**Task brief:** Count every line in the entries below that contains the word "description", and give only that number.

········

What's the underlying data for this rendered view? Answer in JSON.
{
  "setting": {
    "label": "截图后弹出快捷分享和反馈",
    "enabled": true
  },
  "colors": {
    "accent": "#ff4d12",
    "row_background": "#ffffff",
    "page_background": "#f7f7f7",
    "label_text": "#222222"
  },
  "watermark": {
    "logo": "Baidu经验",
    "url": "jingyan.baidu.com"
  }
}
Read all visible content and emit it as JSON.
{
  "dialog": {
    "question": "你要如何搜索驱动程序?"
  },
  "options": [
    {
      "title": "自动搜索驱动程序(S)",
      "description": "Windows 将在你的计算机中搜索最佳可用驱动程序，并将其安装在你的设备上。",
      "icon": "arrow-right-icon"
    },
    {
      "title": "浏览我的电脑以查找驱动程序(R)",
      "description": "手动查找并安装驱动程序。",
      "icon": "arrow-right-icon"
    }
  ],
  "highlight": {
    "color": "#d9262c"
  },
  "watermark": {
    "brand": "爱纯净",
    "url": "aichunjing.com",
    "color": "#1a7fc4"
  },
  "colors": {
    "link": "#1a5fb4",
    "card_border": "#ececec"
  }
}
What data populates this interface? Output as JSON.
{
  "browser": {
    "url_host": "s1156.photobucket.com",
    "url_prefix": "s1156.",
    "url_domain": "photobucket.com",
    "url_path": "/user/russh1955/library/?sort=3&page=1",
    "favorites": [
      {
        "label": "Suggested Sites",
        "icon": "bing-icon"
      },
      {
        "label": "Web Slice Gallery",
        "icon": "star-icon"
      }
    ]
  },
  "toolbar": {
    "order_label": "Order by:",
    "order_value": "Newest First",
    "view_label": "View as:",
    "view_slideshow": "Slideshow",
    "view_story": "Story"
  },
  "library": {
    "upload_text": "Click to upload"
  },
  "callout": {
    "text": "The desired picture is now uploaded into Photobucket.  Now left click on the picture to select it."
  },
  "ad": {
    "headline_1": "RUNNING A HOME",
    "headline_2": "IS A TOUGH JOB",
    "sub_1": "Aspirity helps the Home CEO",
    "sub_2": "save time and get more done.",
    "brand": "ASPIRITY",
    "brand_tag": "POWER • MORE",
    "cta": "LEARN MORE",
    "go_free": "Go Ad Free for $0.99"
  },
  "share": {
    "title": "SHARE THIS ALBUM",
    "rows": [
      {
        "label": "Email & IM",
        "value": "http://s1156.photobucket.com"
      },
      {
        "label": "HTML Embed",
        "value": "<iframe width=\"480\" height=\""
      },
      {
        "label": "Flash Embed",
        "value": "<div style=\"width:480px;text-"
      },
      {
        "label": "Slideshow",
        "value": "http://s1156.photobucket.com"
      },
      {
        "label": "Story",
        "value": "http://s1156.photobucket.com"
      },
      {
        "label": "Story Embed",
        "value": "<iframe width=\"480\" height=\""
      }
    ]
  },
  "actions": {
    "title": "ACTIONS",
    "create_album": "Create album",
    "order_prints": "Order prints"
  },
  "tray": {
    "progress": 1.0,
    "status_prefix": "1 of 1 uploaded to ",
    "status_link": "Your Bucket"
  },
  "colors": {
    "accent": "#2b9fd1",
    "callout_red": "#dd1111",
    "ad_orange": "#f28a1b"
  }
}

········

**Exercise answer:** 2